- EXERCISE INSTRUCTIONS
Leave out the pictures. Return every record otherwise untouched.

- RECORDS TO USE
====

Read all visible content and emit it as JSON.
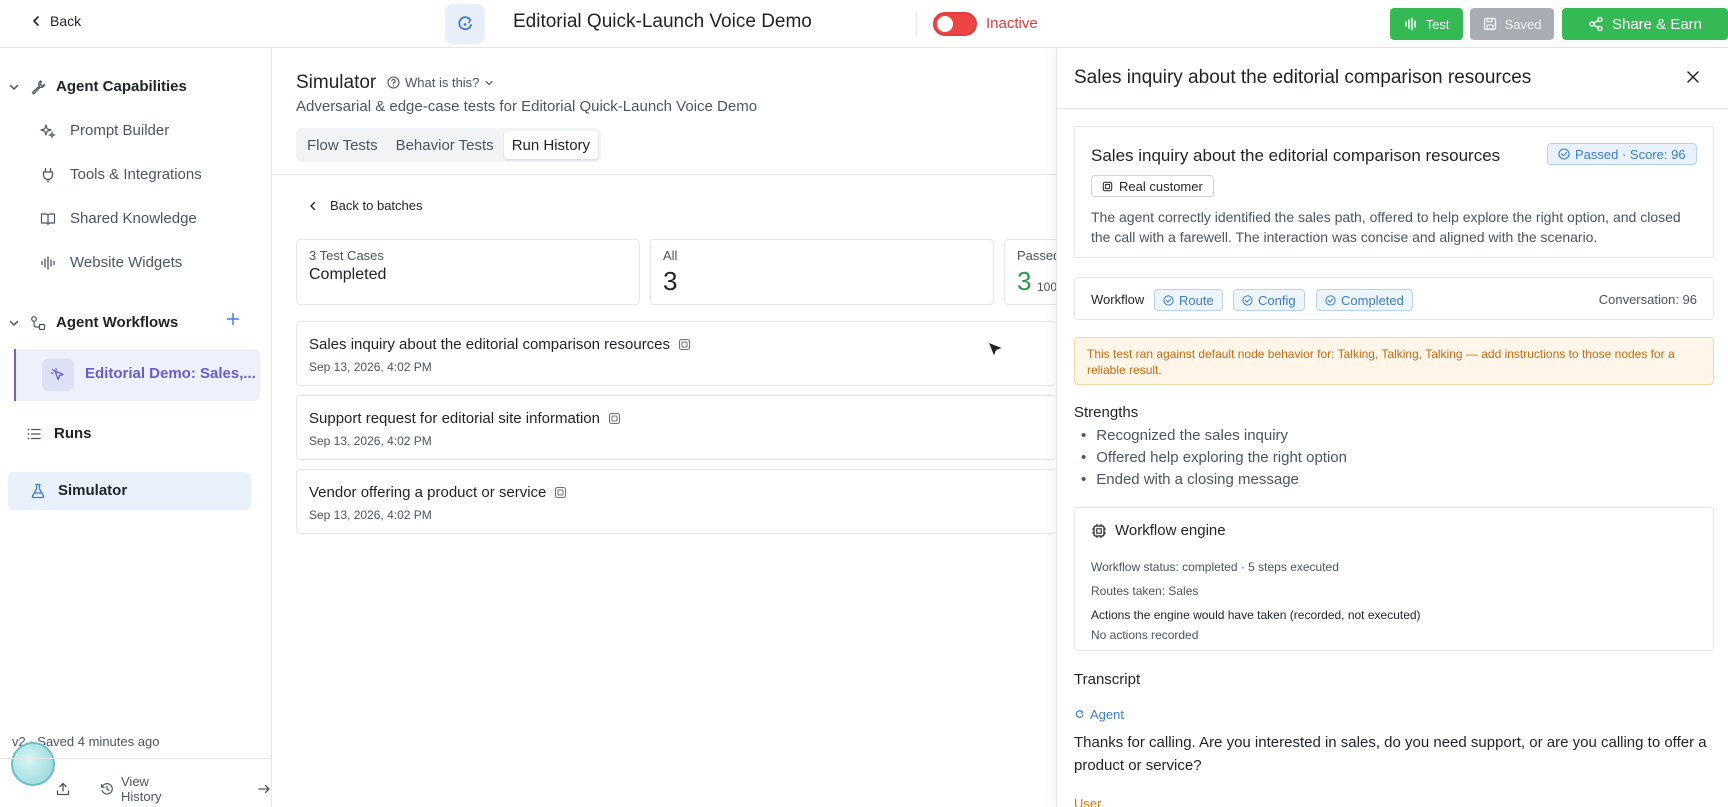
{
  "topbar": {
    "back_label": "Back",
    "title": "Editorial Quick-Launch Voice Demo",
    "status": "Inactive",
    "test_label": "Test",
    "saved_label": "Saved",
    "share_label": "Share & Earn"
  },
  "sidebar": {
    "capabilities_title": "Agent Capabilities",
    "capabilities": [
      {
        "label": "Prompt Builder"
      },
      {
        "label": "Tools & Integrations"
      },
      {
        "label": "Shared Knowledge"
      },
      {
        "label": "Website Widgets"
      }
    ],
    "workflows_title": "Agent Workflows",
    "active_workflow": "Editorial Demo: Sales,...",
    "runs_label": "Runs",
    "simulator_label": "Simulator",
    "footer_saved": "v2 · Saved 4 minutes ago",
    "view_history": "View History"
  },
  "main": {
    "title": "Simulator",
    "what_is": "What is this?",
    "subtitle": "Adversarial & edge-case tests for Editorial Quick-Launch Voice Demo",
    "tabs": [
      {
        "label": "Flow Tests"
      },
      {
        "label": "Behavior Tests"
      },
      {
        "label": "Run History"
      }
    ],
    "back_to_batches": "Back to batches",
    "stats": {
      "batch_label": "3 Test Cases",
      "batch_value": "Completed",
      "all_label": "All",
      "all_value": "3",
      "passed_label": "Passed",
      "passed_value": "3",
      "passed_pct": "100"
    },
    "cases": [
      {
        "title": "Sales inquiry about the editorial comparison resources",
        "date": "Sep 13, 2026, 4:02 PM"
      },
      {
        "title": "Support request for editorial site information",
        "date": "Sep 13, 2026, 4:02 PM"
      },
      {
        "title": "Vendor offering a product or service",
        "date": "Sep 13, 2026, 4:02 PM"
      }
    ]
  },
  "panel": {
    "title": "Sales inquiry about the editorial comparison resources",
    "result_title": "Sales inquiry about the editorial comparison resources",
    "passed_badge": "Passed · Score: 96",
    "customer_badge": "Real customer",
    "result_desc": "The agent correctly identified the sales path, offered to help explore the right option, and closed the call with a farewell. The interaction was concise and aligned with the scenario.",
    "workflow_label": "Workflow",
    "workflow_chips": [
      "Route",
      "Config",
      "Completed"
    ],
    "conversation_score": "Conversation: 96",
    "warning": "This test ran against default node behavior for: Talking, Talking, Talking — add instructions to those nodes for a reliable result.",
    "strengths_title": "Strengths",
    "strengths": [
      "Recognized the sales inquiry",
      "Offered help exploring the right option",
      "Ended with a closing message"
    ],
    "engine_title": "Workflow engine",
    "engine_status": "Workflow status: completed · 5 steps executed",
    "engine_routes": "Routes taken: Sales",
    "engine_actions_title": "Actions the engine would have taken (recorded, not executed)",
    "engine_actions": "No actions recorded",
    "transcript_title": "Transcript",
    "agent_label": "Agent",
    "agent_message": "Thanks for calling. Are you interested in sales, do you need support, or are you calling to offer a product or service?",
    "user_label": "User"
  },
  "colors": {
    "accent_green": "#34b955",
    "accent_blue": "#3e7dc9",
    "inactive_red": "#dc3f3f",
    "workflow_purple": "#6c5ad2",
    "warning_orange": "#c76b12"
  }
}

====

- OUTPUT BELOW
Read all visible content and emit it as JSON.
{
  "topbar": {
    "back_label": "Back",
    "title": "Editorial Quick-Launch Voice Demo",
    "status": "Inactive",
    "test_label": "Test",
    "saved_label": "Saved",
    "share_label": "Share & Earn"
  },
  "sidebar": {
    "capabilities_title": "Agent Capabilities",
    "capabilities": [
      {
        "label": "Prompt Builder"
      },
      {
        "label": "Tools & Integrations"
      },
      {
        "label": "Shared Knowledge"
      },
      {
        "label": "Website Widgets"
      }
    ],
    "workflows_title": "Agent Workflows",
    "active_workflow": "Editorial Demo: Sales,...",
    "runs_label": "Runs",
    "simulator_label": "Simulator",
    "footer_saved": "v2 · Saved 4 minutes ago",
    "view_history": "View History"
  },
  "main": {
    "title": "Simulator",
    "what_is": "What is this?",
    "subtitle": "Adversarial & edge-case tests for Editorial Quick-Launch Voice Demo",
    "tabs": [
      {
        "label": "Flow Tests"
      },
      {
        "label": "Behavior Tests"
      },
      {
        "label": "Run History"
      }
    ],
    "back_to_batches": "Back to batches",
    "stats": {
      "batch_label": "3 Test Cases",
      "batch_value": "Completed",
      "all_label": "All",
      "all_value": "3",
      "passed_label": "Passed",
      "passed_value": "3",
      "passed_pct": "100"
    },
    "cases": [
      {
        "title": "Sales inquiry about the editorial comparison resources",
        "date": "Sep 13, 2026, 4:02 PM"
      },
      {
        "title": "Support request for editorial site information",
        "date": "Sep 13, 2026, 4:02 PM"
      },
      {
        "title": "Vendor offering a product or service",
        "date": "Sep 13, 2026, 4:02 PM"
      }
    ]
  },
  "panel": {
    "title": "Sales inquiry about the editorial comparison resources",
    "result_title": "Sales inquiry about the editorial comparison resources",
    "passed_badge": "Passed · Score: 96",
    "customer_badge": "Real customer",
    "result_desc": "The agent correctly identified the sales path, offered to help explore the right option, and closed the call with a farewell. The interaction was concise and aligned with the scenario.",
    "workflow_label": "Workflow",
    "workflow_chips": [
      "Route",
      "Config",
      "Completed"
    ],
    "conversation_score": "Conversation: 96",
    "warning": "This test ran against default node behavior for: Talking, Talking, Talking — add instructions to those nodes for a reliable result.",
    "strengths_title": "Strengths",
    "strengths": [
      "Recognized the sales inquiry",
      "Offered help exploring the right option",
      "Ended with a closing message"
    ],
    "engine_title": "Workflow engine",
    "engine_status": "Workflow status: completed · 5 steps executed",
    "engine_routes": "Routes taken: Sales",
    "engine_actions_title": "Actions the engine would have taken (recorded, not executed)",
    "engine_actions": "No actions recorded",
    "transcript_title": "Transcript",
    "agent_label": "Agent",
    "agent_message": "Thanks for calling. Are you interested in sales, do you need support, or are you calling to offer a product or service?",
    "user_label": "User"
  },
  "colors": {
    "accent_green": "#34b955",
    "accent_blue": "#3e7dc9",
    "inactive_red": "#dc3f3f",
    "workflow_purple": "#6c5ad2",
    "warning_orange": "#c76b12"
  }
}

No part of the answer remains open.